Gottlieb mapped hundreds of species and established indices for their behavior, making it possible to measure the biodiversity of ecosystems. His studies also resulted in the discovery of substances such as neolignans, which have an anti-inflammatory effect.

Otto Gottlieb remained a professor at the University of São Paulo until he retired at the age of 70. He also worked at the Oswaldo Cruz Foundation until 2002, when he moved to Fluminense Federal University. During his life he set up his own library of natural resources with approximately two thousand books. His scientific research resulted in almost 700 articles, all basically about sustainability. Gottlieb is considered the Brazilian scientist who was closest to winning the Nobel Prize, being nominated in the years 1998, 1999 and 2000.[7] He received the TWAS Prize in 1991.[1]
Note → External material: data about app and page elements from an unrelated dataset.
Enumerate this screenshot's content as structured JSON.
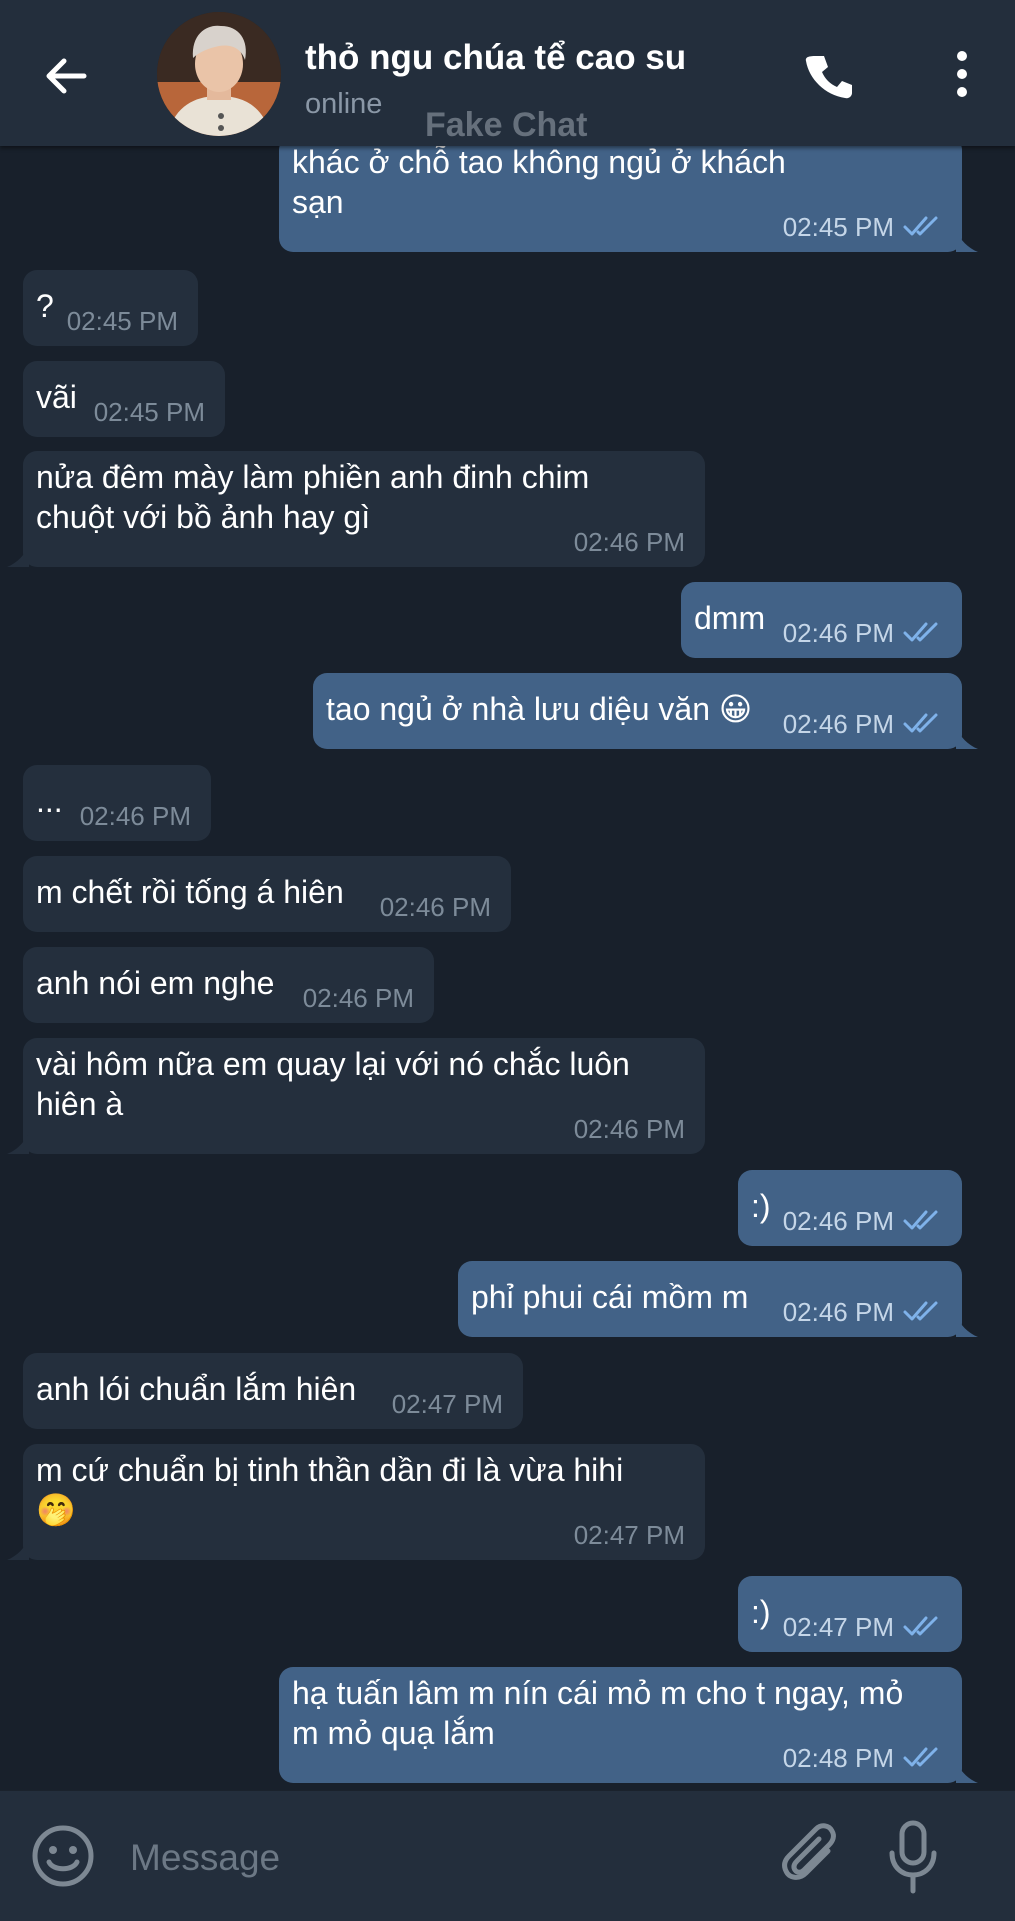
{
  "header": {
    "title": "thỏ ngu chúa tể cao su",
    "status": "online",
    "watermark": "Fake Chat"
  },
  "colors": {
    "background": "#18202b",
    "header": "#232e3c",
    "incoming_bubble": "#242f3d",
    "outgoing_bubble": "#426287",
    "ticks": "#7fb2ea"
  },
  "messages": [
    {
      "dir": "out",
      "text_lines": [
        "khác ở chỗ tao không ngủ ở khách",
        "sạn"
      ],
      "time": "02:45 PM"
    },
    {
      "dir": "in",
      "text_lines": [
        "?"
      ],
      "time": "02:45 PM"
    },
    {
      "dir": "in",
      "text_lines": [
        "vãi"
      ],
      "time": "02:45 PM"
    },
    {
      "dir": "in",
      "text_lines": [
        "nửa đêm mày làm phiền anh đinh chim",
        "chuột với bồ ảnh hay gì"
      ],
      "time": "02:46 PM"
    },
    {
      "dir": "out",
      "text_lines": [
        "dmm"
      ],
      "time": "02:46 PM"
    },
    {
      "dir": "out",
      "text_lines": [
        "tao ngủ ở nhà lưu diệu văn 😀"
      ],
      "time": "02:46 PM"
    },
    {
      "dir": "in",
      "text_lines": [
        "..."
      ],
      "time": "02:46 PM"
    },
    {
      "dir": "in",
      "text_lines": [
        "m chết rồi tống á hiên"
      ],
      "time": "02:46 PM"
    },
    {
      "dir": "in",
      "text_lines": [
        "anh nói em nghe"
      ],
      "time": "02:46 PM"
    },
    {
      "dir": "in",
      "text_lines": [
        "vài hôm nữa em quay lại với nó chắc luôn",
        "hiên à"
      ],
      "time": "02:46 PM"
    },
    {
      "dir": "out",
      "text_lines": [
        ":)"
      ],
      "time": "02:46 PM"
    },
    {
      "dir": "out",
      "text_lines": [
        "phỉ phui cái mồm m"
      ],
      "time": "02:46 PM"
    },
    {
      "dir": "in",
      "text_lines": [
        "anh lói chuẩn lắm hiên"
      ],
      "time": "02:47 PM"
    },
    {
      "dir": "in",
      "text_lines": [
        "m cứ chuẩn bị tinh thần dần đi là vừa hihi",
        "🤭"
      ],
      "time": "02:47 PM"
    },
    {
      "dir": "out",
      "text_lines": [
        ":)"
      ],
      "time": "02:47 PM"
    },
    {
      "dir": "out",
      "text_lines": [
        "hạ tuấn lâm m nín cái mỏ m cho t ngay, mỏ",
        "m mỏ quạ lắm"
      ],
      "time": "02:48 PM"
    }
  ],
  "composer": {
    "placeholder": "Message",
    "icons": [
      "emoji-icon",
      "paperclip-icon",
      "microphone-icon"
    ]
  },
  "header_icons": [
    "back-arrow-icon",
    "phone-icon",
    "more-vertical-icon"
  ]
}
He lived in Rio de Janeiro until his death in 19 of June 2011. He is buried in the Israelite Communal Cemetery.


  1. ^ "Prizes and Awards". The World Academy of Sciences. 2016.
  1. "Announcement of the Nobel Prize in Chemistry due to the possibility of Prof. Otto Gottlieb being chosen". Journal of the Brazilian Chemical Society. Oct 1999.
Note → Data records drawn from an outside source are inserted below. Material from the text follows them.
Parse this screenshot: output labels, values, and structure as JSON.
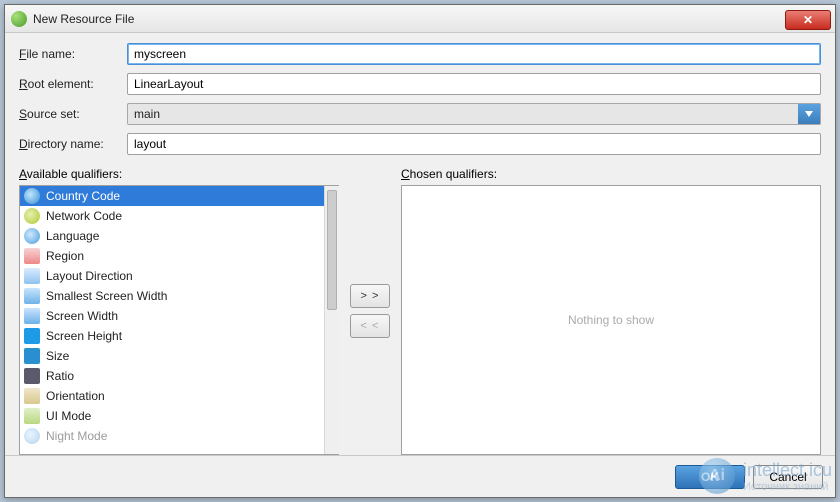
{
  "window": {
    "title": "New Resource File",
    "close_glyph": "✕"
  },
  "form": {
    "file_name_label_pre": "F",
    "file_name_label_post": "ile name:",
    "file_name_value": "myscreen",
    "root_element_label_pre": "R",
    "root_element_label_post": "oot element:",
    "root_element_value": "LinearLayout",
    "source_set_label_pre": "S",
    "source_set_label_post": "ource set:",
    "source_set_value": "main",
    "directory_label_pre": "D",
    "directory_label_post": "irectory name:",
    "directory_value": "layout"
  },
  "qualifiers": {
    "available_label_pre": "A",
    "available_label_post": "vailable qualifiers:",
    "chosen_label_pre": "C",
    "chosen_label_post": "hosen qualifiers:",
    "nothing_text": "Nothing to show",
    "add_label": "> >",
    "remove_label": "< <",
    "items": [
      {
        "label": "Country Code"
      },
      {
        "label": "Network Code"
      },
      {
        "label": "Language"
      },
      {
        "label": "Region"
      },
      {
        "label": "Layout Direction"
      },
      {
        "label": "Smallest Screen Width"
      },
      {
        "label": "Screen Width"
      },
      {
        "label": "Screen Height"
      },
      {
        "label": "Size"
      },
      {
        "label": "Ratio"
      },
      {
        "label": "Orientation"
      },
      {
        "label": "UI Mode"
      },
      {
        "label": "Night Mode"
      }
    ]
  },
  "footer": {
    "ok_label": "OK",
    "cancel_label": "Cancel"
  },
  "watermark": {
    "icon_text": "Ai",
    "line1": "intellect.icu",
    "line2": "Источник знаний"
  }
}
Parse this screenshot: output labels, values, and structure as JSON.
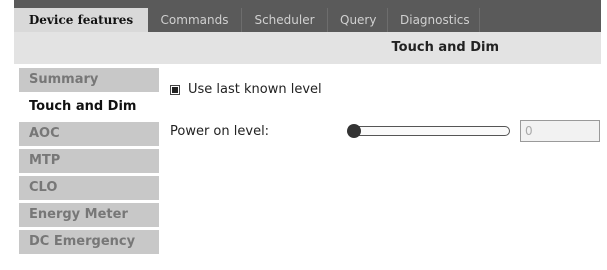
{
  "tabs": [
    {
      "label": "Device features",
      "active": true
    },
    {
      "label": "Commands",
      "active": false
    },
    {
      "label": "Scheduler",
      "active": false
    },
    {
      "label": "Query",
      "active": false
    },
    {
      "label": "Diagnostics",
      "active": false
    }
  ],
  "header": {
    "title": "Touch and Dim"
  },
  "sidebar": {
    "items": [
      {
        "label": "Summary",
        "active": false
      },
      {
        "label": "Touch and Dim",
        "active": true
      },
      {
        "label": "AOC",
        "active": false
      },
      {
        "label": "MTP",
        "active": false
      },
      {
        "label": "CLO",
        "active": false
      },
      {
        "label": "Energy Meter",
        "active": false
      },
      {
        "label": "DC Emergency",
        "active": false
      }
    ]
  },
  "main": {
    "use_last_known_level": {
      "label": "Use last known level",
      "checked": true
    },
    "power_on_level": {
      "label": "Power on level:",
      "slider_fraction": 0,
      "value": "0"
    }
  }
}
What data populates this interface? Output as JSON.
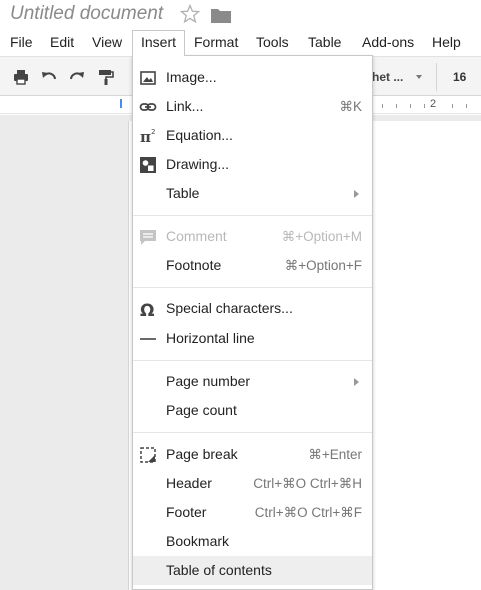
{
  "document": {
    "title": "Untitled document"
  },
  "menubar": {
    "items": [
      {
        "label": "File"
      },
      {
        "label": "Edit"
      },
      {
        "label": "View"
      },
      {
        "label": "Insert",
        "active": true
      },
      {
        "label": "Format"
      },
      {
        "label": "Tools"
      },
      {
        "label": "Table"
      },
      {
        "label": "Add-ons"
      },
      {
        "label": "Help"
      }
    ]
  },
  "toolbar": {
    "font_name": "het ...",
    "font_size": "16"
  },
  "ruler": {
    "number": "2"
  },
  "insert_menu": {
    "items": [
      {
        "label": "Image...",
        "icon": "image-icon"
      },
      {
        "label": "Link...",
        "shortcut": "⌘K",
        "icon": "link-icon"
      },
      {
        "label": "Equation...",
        "icon": "equation-icon"
      },
      {
        "label": "Drawing...",
        "icon": "drawing-icon"
      },
      {
        "label": "Table",
        "submenu": true
      },
      {
        "label": "Comment",
        "shortcut": "⌘+Option+M",
        "icon": "comment-icon",
        "disabled": true
      },
      {
        "label": "Footnote",
        "shortcut": "⌘+Option+F"
      },
      {
        "label": "Special characters...",
        "icon": "omega-icon"
      },
      {
        "label": "Horizontal line",
        "icon": "horizontal-line-icon"
      },
      {
        "label": "Page number",
        "submenu": true
      },
      {
        "label": "Page count"
      },
      {
        "label": "Page break",
        "shortcut": "⌘+Enter",
        "icon": "page-break-icon"
      },
      {
        "label": "Header",
        "shortcut": "Ctrl+⌘O Ctrl+⌘H"
      },
      {
        "label": "Footer",
        "shortcut": "Ctrl+⌘O Ctrl+⌘F"
      },
      {
        "label": "Bookmark"
      },
      {
        "label": "Table of contents",
        "highlighted": true
      }
    ]
  },
  "colors": {
    "highlight": "#eeeeee",
    "disabled_text": "#b8b8b8",
    "ruler_marker": "#4a8af4"
  }
}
  2. "To the great scientist Otto Richard Gottlieb, a short farewell essay". Revista Brasileira de Farmacognosia. June 2011.
  3. "The scientist Otto Gottlieb dies at the age 91" . Report of O Globo. June 2011.
  4. "Fritz Feigl Award for professionals from USP". Institute of Chemistry of the University of São Paulo.
  5. "Fritz Feigl Award Winners' Gallery". Regional Chemistry Council.
  6. "Graceful". Anisio Teixeira Award.
  7. "Report of Folha de S.Paulo". Chemist who got closer to the Nobel in the country dies at age of 90.